Marco Rubio previewed a major climate change battle coming soon to a government near you in his response to Obama's State of the Union Address:
When we point out that no matter how many job-killing laws we pass, our government can't control the weather - he accuses us of wanting dirty water and dirty air.
"Government can't change the weather." I think we're going to be hearing that one over and over. Rubio repeated the line this morning on Fox News. It's both a straw man, and, in a narrow sense, a false statement. Rubio's statement makes it seem like Obama believes that he can turn summer into winter. No, government can't control the weather in the way that it can control interest rates. But here are two facts:
1) The temperature has risen about 1.4 degrees Fahrenheit every decade since 1901, and more in the last three decades. Climate scientists, working independently and testing each other's work have found that this change is entirely anthropogenic. The Berkeley Earth project was initially designed by a skeptic who thought these results might be exaggerated. He confirmed them exactly (much to his surprise). Global temperatures are rising and humans are partially responsible.
2) Carbon emissions are a central mechanism by which humans affect the climate. The government has in place, and can change, regulations that govern these carbon emissions. Yes, China with quadruple the population of the U.S. is the leader in carbon emissions, but the U.S. is the leader in emissions per capita, and regardless, that ought to mean we should be pressuring China to join us, not giving up the project entirely.
So, though it's only by a fraction of one degree per decade, the government can and should "control the weather" by reducing carbon emissions, creating incentives for more energy efficient homes (insulation is a better investment than any stock) and businesses (CFL lights!).

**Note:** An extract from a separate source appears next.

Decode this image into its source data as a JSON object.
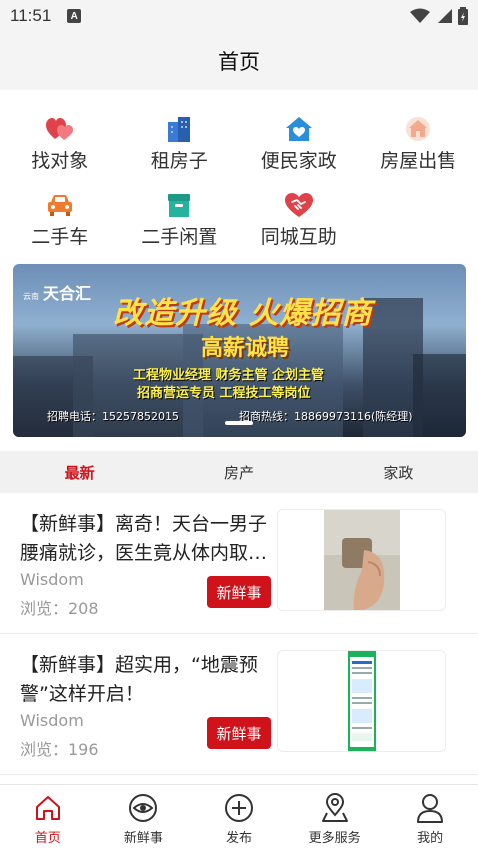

Be careful what you wish for Senator Rubio. If we do nothing to combat climate change, droughts could be the norm, and your trusty bottle of water might not be so easily accessible.